### YOUR OBJECTIVE:
Extract all lines from the data beneath that include the word "Estate".

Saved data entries
==========

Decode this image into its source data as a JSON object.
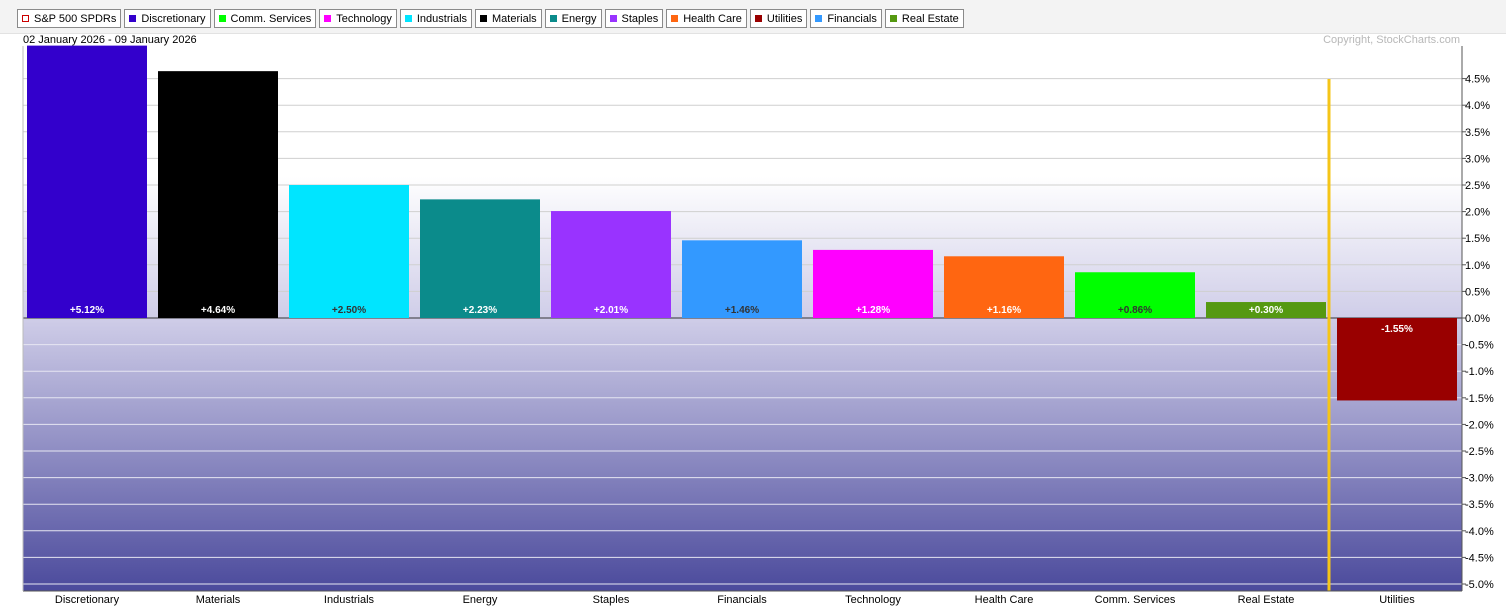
{
  "legend": [
    {
      "label": "S&P 500 SPDRs",
      "color": "#cc0000",
      "hollow": true
    },
    {
      "label": "Discretionary",
      "color": "#3300cc"
    },
    {
      "label": "Comm. Services",
      "color": "#00ff00"
    },
    {
      "label": "Technology",
      "color": "#ff00ff"
    },
    {
      "label": "Industrials",
      "color": "#00e5ff"
    },
    {
      "label": "Materials",
      "color": "#000000"
    },
    {
      "label": "Energy",
      "color": "#0b8b8b"
    },
    {
      "label": "Staples",
      "color": "#9933ff"
    },
    {
      "label": "Health Care",
      "color": "#ff6611"
    },
    {
      "label": "Utilities",
      "color": "#990000"
    },
    {
      "label": "Financials",
      "color": "#3399ff"
    },
    {
      "label": "Real Estate",
      "color": "#559911"
    }
  ],
  "date_range": "02 January 2026 - 09 January 2026",
  "copyright": "Copyright, StockCharts.com",
  "chart_data": {
    "type": "bar",
    "categories": [
      "Discretionary",
      "Materials",
      "Industrials",
      "Energy",
      "Staples",
      "Financials",
      "Technology",
      "Health Care",
      "Comm. Services",
      "Real Estate",
      "Utilities"
    ],
    "values": [
      5.12,
      4.64,
      2.5,
      2.23,
      2.01,
      1.46,
      1.28,
      1.16,
      0.86,
      0.3,
      -1.55
    ],
    "data_labels": [
      "+5.12%",
      "+4.64%",
      "+2.50%",
      "+2.23%",
      "+2.01%",
      "+1.46%",
      "+1.28%",
      "+1.16%",
      "+0.86%",
      "+0.30%",
      "-1.55%"
    ],
    "colors": [
      "#3300cc",
      "#000000",
      "#00e5ff",
      "#0b8b8b",
      "#9933ff",
      "#3399ff",
      "#ff00ff",
      "#ff6611",
      "#00ff00",
      "#559911",
      "#990000"
    ],
    "label_colors": [
      "#ffffff",
      "#ffffff",
      "#333333",
      "#ffffff",
      "#ffffff",
      "#333333",
      "#ffffff",
      "#ffffff",
      "#333333",
      "#ffffff",
      "#ffffff"
    ],
    "ylim": [
      -5.0,
      5.0
    ],
    "yticks": [
      "4.5%",
      "4.0%",
      "3.5%",
      "3.0%",
      "2.5%",
      "2.0%",
      "1.5%",
      "1.0%",
      "0.5%",
      "0.0%",
      "-0.5%",
      "-1.0%",
      "-1.5%",
      "-2.0%",
      "-2.5%",
      "-3.0%",
      "-3.5%",
      "-4.0%",
      "-4.5%",
      "-5.0%"
    ],
    "ytick_values": [
      4.5,
      4.0,
      3.5,
      3.0,
      2.5,
      2.0,
      1.5,
      1.0,
      0.5,
      0.0,
      -0.5,
      -1.0,
      -1.5,
      -2.0,
      -2.5,
      -3.0,
      -3.5,
      -4.0,
      -4.5,
      -5.0
    ],
    "y_axis_position": "right",
    "grid": true,
    "marker_color": "#f5c518",
    "marker_after_category": "Real Estate"
  }
}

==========

### SOLUTION:
      "label": "Real Estate",
      "Real Estate",
    "marker_after_category": "Real Estate"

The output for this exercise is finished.